Timothy Bradley and redemption in boxing
Attempting to explain the merit of boxing to the unenlightened, regardless of how well conveyed, rarely bears fruit.
The occasional success depends heavily on getting your audience to accept the simple fact that there is more to boxing than meets the eye.
From this point forward it becomes possible to explain, for instance, that boxing can be seen as a microcosm of life and its challenges; an example of the human spirit in the face of adversity.
Or that having a favourite boxer doesn’t just mean appreciating their capacity as an athlete but identifying with their character as a fighter.
The list of boxing’s veiled intricacies goes on.
On Sunday in Carson, Timothy Bradley turned in a performance that transcended sport and served to remind observers of boxing’s unequaled propensity to reflect the most human of struggles.
For Bradley the fight against Ruslan Provodnikov meant far more than the chance to defend his WBO Welterweight title, rather it offered him the opportunity for redemption. An objective far more elusive than victory, especially in boxing.
Bradley sought redemption for failing to engage Manny Pacquiao in their June 2012 bout but even more-so because, despite the lacklustre performance, the judges awarded Bradley a split decision victory.
Bradley himself has admitted that he probably would have been better off had he lost that fight. Following the bout he received death threats from fans, found it near impossible to secure any high profile opponents and watched the lustre of his star fade dramatically.

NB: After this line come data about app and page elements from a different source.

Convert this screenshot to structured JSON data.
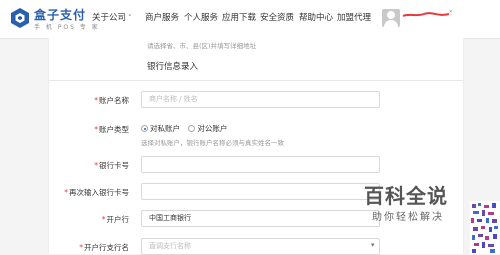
{
  "header": {
    "brand": {
      "name": "盒子支付",
      "tagline": "手 机 POS 专 家"
    },
    "nav": [
      {
        "label": "关于公司",
        "has_dropdown": true
      },
      {
        "label": "商户服务",
        "has_dropdown": false
      },
      {
        "label": "个人服务",
        "has_dropdown": false
      },
      {
        "label": "应用下载",
        "has_dropdown": false
      },
      {
        "label": "安全资质",
        "has_dropdown": false
      },
      {
        "label": "帮助中心",
        "has_dropdown": false
      },
      {
        "label": "加盟代理",
        "has_dropdown": false
      }
    ],
    "account_chevron": "˅"
  },
  "form": {
    "address_hint": "请选择省、市、县(区)并填写详细地址",
    "section_title": "银行信息录入",
    "required_mark": "*",
    "fields": {
      "account_name": {
        "label": "账户名称",
        "placeholder": "商户名称 / 姓名"
      },
      "account_type": {
        "label": "账户类型",
        "options": [
          "对私账户",
          "对公账户"
        ],
        "selected": "对私账户",
        "note": "选择对私账户，银行账户名称必须与真实姓名一致"
      },
      "card_number": {
        "label": "银行卡号",
        "value": ""
      },
      "card_number_confirm": {
        "label": "再次输入银行卡号",
        "value": ""
      },
      "bank": {
        "label": "开户行",
        "value": "中国工商银行"
      },
      "branch": {
        "label": "开户行支行名",
        "placeholder": "直调支行名称"
      }
    }
  },
  "watermark": {
    "title": "百科全说",
    "subtitle": "助你轻松解决"
  },
  "colors": {
    "brand": "#2a5fae",
    "required": "#e23d3d",
    "scribble": "#e8383d"
  }
}
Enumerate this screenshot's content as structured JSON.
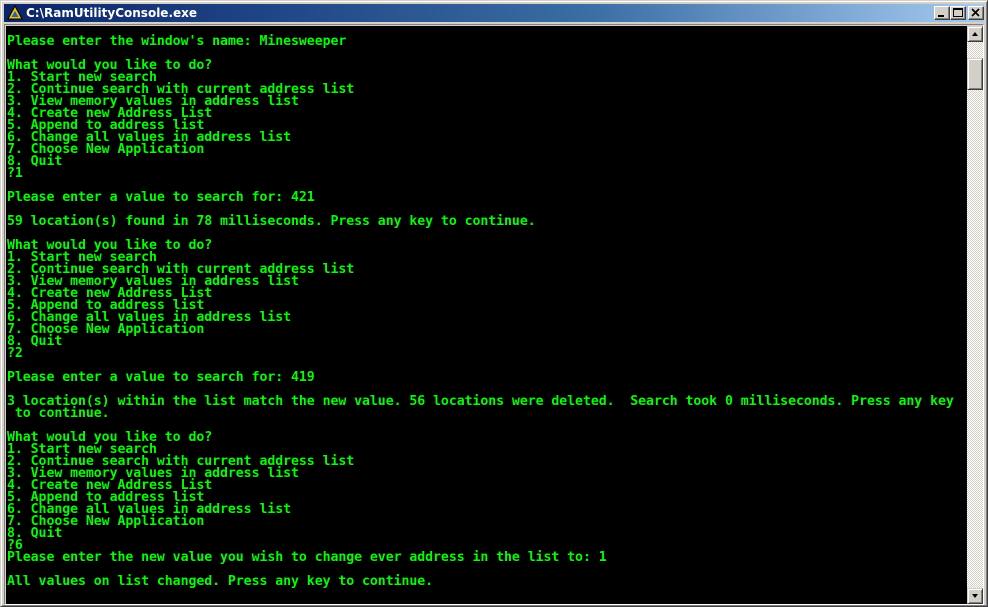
{
  "window": {
    "title": "C:\\RamUtilityConsole.exe",
    "icon": "console-app-icon"
  },
  "titlebar_buttons": {
    "minimize_icon": "minimize-icon",
    "maximize_icon": "maximize-icon",
    "close_icon": "close-icon"
  },
  "colors": {
    "console_background": "#000000",
    "console_text": "#00ff00",
    "titlebar_start": "#0a246a",
    "titlebar_end": "#a6caf0"
  },
  "console": {
    "lines": [
      "Please enter the window's name: Minesweeper",
      "",
      "What would you like to do?",
      "1. Start new search",
      "2. Continue search with current address list",
      "3. View memory values in address list",
      "4. Create new Address List",
      "5. Append to address list",
      "6. Change all values in address list",
      "7. Choose New Application",
      "8. Quit",
      "?1",
      "",
      "Please enter a value to search for: 421",
      "",
      "59 location(s) found in 78 milliseconds. Press any key to continue.",
      "",
      "What would you like to do?",
      "1. Start new search",
      "2. Continue search with current address list",
      "3. View memory values in address list",
      "4. Create new Address List",
      "5. Append to address list",
      "6. Change all values in address list",
      "7. Choose New Application",
      "8. Quit",
      "?2",
      "",
      "Please enter a value to search for: 419",
      "",
      "3 location(s) within the list match the new value. 56 locations were deleted.  Search took 0 milliseconds. Press any key",
      " to continue.",
      "",
      "What would you like to do?",
      "1. Start new search",
      "2. Continue search with current address list",
      "3. View memory values in address list",
      "4. Create new Address List",
      "5. Append to address list",
      "6. Change all values in address list",
      "7. Choose New Application",
      "8. Quit",
      "?6",
      "Please enter the new value you wish to change ever address in the list to: 1",
      "",
      "All values on list changed. Press any key to continue."
    ]
  },
  "scrollbar": {
    "up_icon": "scroll-up-arrow-icon",
    "down_icon": "scroll-down-arrow-icon"
  }
}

Whether the backlash was warranted is of secondary concern, the central issue is Bradley’s desire to atone for his previous display and his understanding of exactly the kind of performance required to do so.
Redemption in boxing is notoriously hard to attain. It is not necessarily achieved through victory, rather it is earned in much the same way it is beyond the boxing ring.
Admission of guilt, a display of remorse and most importantly the desire to make amends for your actions. Bradley’s performance against Provodnikov proved conclusively that he is not the fighter we saw in the ring against Pacquiao.
Rather he is the special kind of fighter who has the audacity to go out of his way to prove a point.
The fight against Provodnikov needn’t have been so difficult for Bradley. Had he fought at a distance and used his athleticism and speed to score points the fight may have gone the way of most other Bradley fights. Yet, he appeared to consciously engage Provodnikov at all costs in an attempt to express his remorse for backing down against Pacquiao.
There was not a single trace of cowardice in Bradley’s approach to his last fight and what is more remarkable is his decision to fight with such reckless abandon when he could easily have elected for a safer option.
To put yourself on the line in such a manner is one thing when it’s all you know, but to dismiss the easier alternative in favour of an immeasurably more difficult option takes the kind of courage the boxing public had decided Bradley did not have.
The extent of the fallout from the Pacquiao flop may have been warranted. There is, however, no room to dispute the success of Bradley’s shot at redemption.